───── Supplied material ─────

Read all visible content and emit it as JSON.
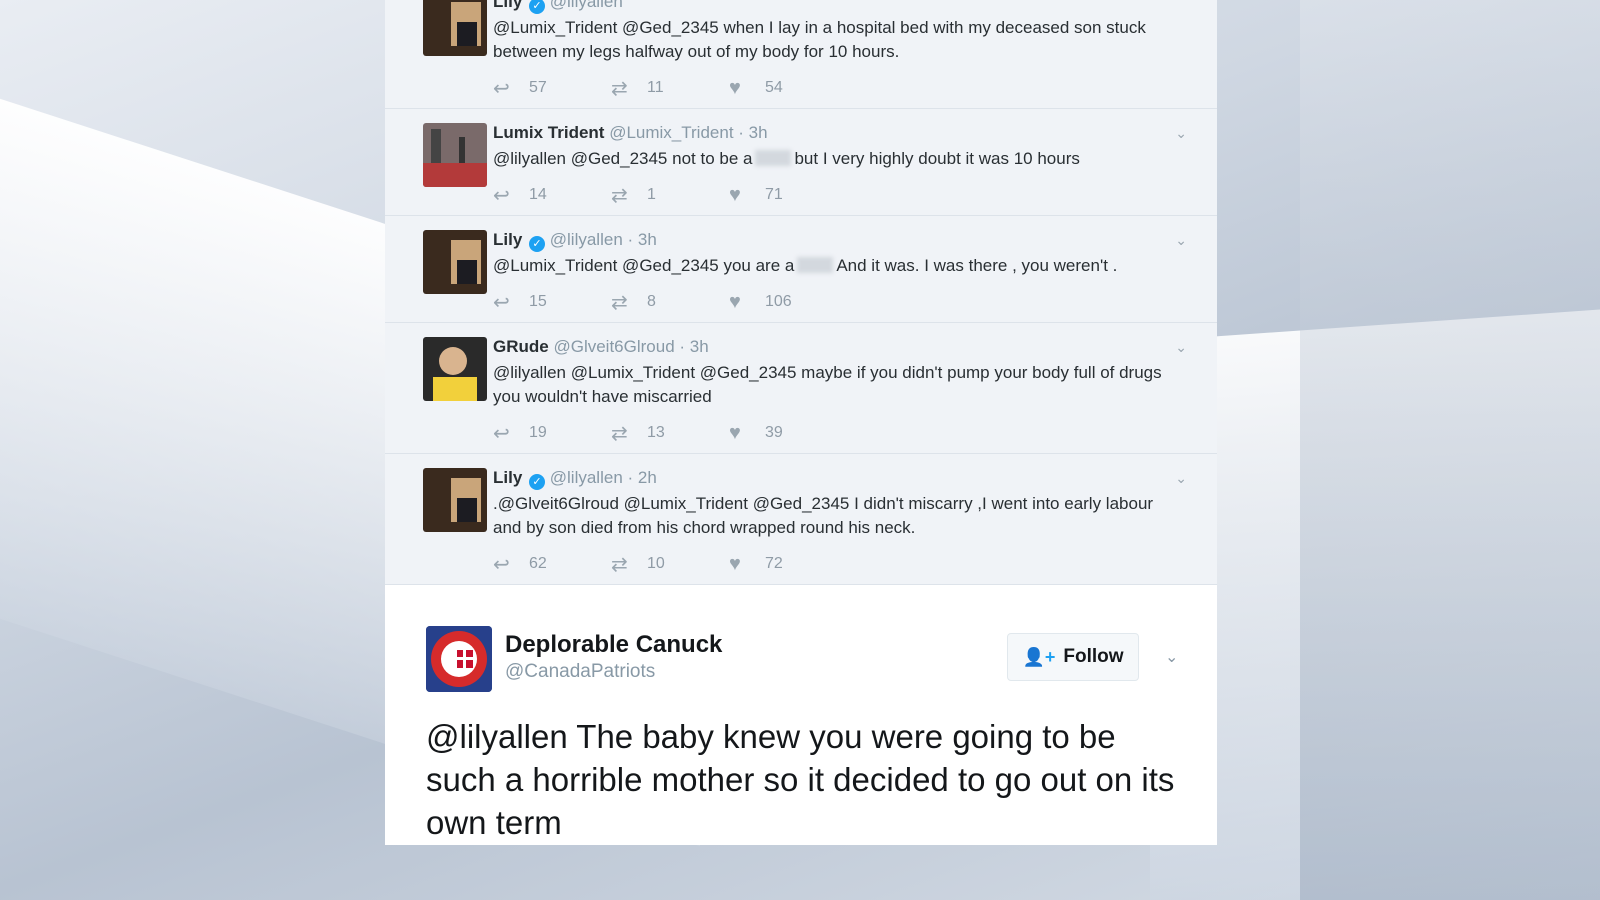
{
  "thread": [
    {
      "name": "Lily",
      "handle": "@lilyallen",
      "time": "",
      "verified": true,
      "text": "@Lumix_Trident @Ged_2345 when I lay in a hospital bed with my deceased son stuck between my legs halfway out of my body for 10 hours.",
      "replies": "57",
      "retweets": "11",
      "likes": "54"
    },
    {
      "name": "Lumix Trident",
      "handle": "@Lumix_Trident",
      "time": "· 3h",
      "verified": false,
      "text_before": "@lilyallen @Ged_2345 not to be a",
      "text_after": "but I very highly doubt it was 10 hours",
      "replies": "14",
      "retweets": "1",
      "likes": "71"
    },
    {
      "name": "Lily",
      "handle": "@lilyallen",
      "time": "· 3h",
      "verified": true,
      "text_before": "@Lumix_Trident @Ged_2345 you are a",
      "text_after": "And it was. I was there , you weren't .",
      "replies": "15",
      "retweets": "8",
      "likes": "106"
    },
    {
      "name": "GRude",
      "handle": "@Glveit6Glroud",
      "time": "· 3h",
      "verified": false,
      "text": "@lilyallen @Lumix_Trident @Ged_2345 maybe if you didn't pump your body full of drugs you wouldn't have miscarried",
      "replies": "19",
      "retweets": "13",
      "likes": "39"
    },
    {
      "name": "Lily",
      "handle": "@lilyallen",
      "time": "· 2h",
      "verified": true,
      "text": ".@Glveit6Glroud @Lumix_Trident @Ged_2345 I didn't miscarry ,I went into early labour and by son died from his chord wrapped round his neck.",
      "replies": "62",
      "retweets": "10",
      "likes": "72"
    }
  ],
  "embed": {
    "name": "Deplorable Canuck",
    "handle": "@CanadaPatriots",
    "follow_label": "Follow",
    "mention": "@lilyallen",
    "text": " The baby knew you were going to be such a horrible mother so it decided to go out on its own term"
  },
  "icons": {
    "reply": "reply-icon",
    "retweet": "retweet-icon",
    "like": "heart-icon",
    "chevron": "chevron-down-icon",
    "verified": "verified-badge-icon",
    "follow": "add-user-icon"
  },
  "colors": {
    "accent": "#1da1f2",
    "thread_bg": "#f0f3f7",
    "text": "#292f33",
    "muted": "#8899a6"
  }
}
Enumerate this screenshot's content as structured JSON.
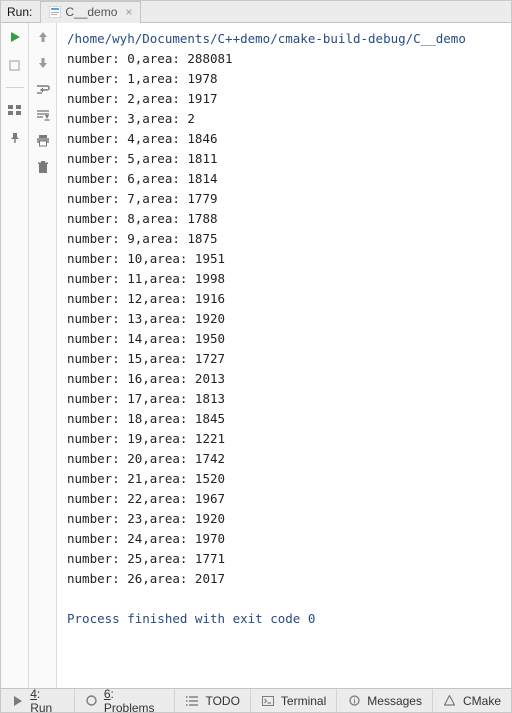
{
  "header": {
    "run_label": "Run:",
    "tab_label": "C__demo",
    "close_glyph": "×"
  },
  "console": {
    "command_line": "/home/wyh/Documents/C++demo/cmake-build-debug/C__demo",
    "lines": [
      "number: 0,area: 288081",
      "number: 1,area: 1978",
      "number: 2,area: 1917",
      "number: 3,area: 2",
      "number: 4,area: 1846",
      "number: 5,area: 1811",
      "number: 6,area: 1814",
      "number: 7,area: 1779",
      "number: 8,area: 1788",
      "number: 9,area: 1875",
      "number: 10,area: 1951",
      "number: 11,area: 1998",
      "number: 12,area: 1916",
      "number: 13,area: 1920",
      "number: 14,area: 1950",
      "number: 15,area: 1727",
      "number: 16,area: 2013",
      "number: 17,area: 1813",
      "number: 18,area: 1845",
      "number: 19,area: 1221",
      "number: 20,area: 1742",
      "number: 21,area: 1520",
      "number: 22,area: 1967",
      "number: 23,area: 1920",
      "number: 24,area: 1970",
      "number: 25,area: 1771",
      "number: 26,area: 2017"
    ],
    "exit_line": "Process finished with exit code 0"
  },
  "footer": {
    "tabs": [
      {
        "key": "4",
        "label": ": Run"
      },
      {
        "key": "6",
        "label": ": Problems"
      },
      {
        "key": "",
        "label": "TODO"
      },
      {
        "key": "",
        "label": "Terminal"
      },
      {
        "key": "",
        "label": "Messages"
      },
      {
        "key": "",
        "label": "CMake"
      }
    ]
  }
}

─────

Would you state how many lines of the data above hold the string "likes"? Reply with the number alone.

5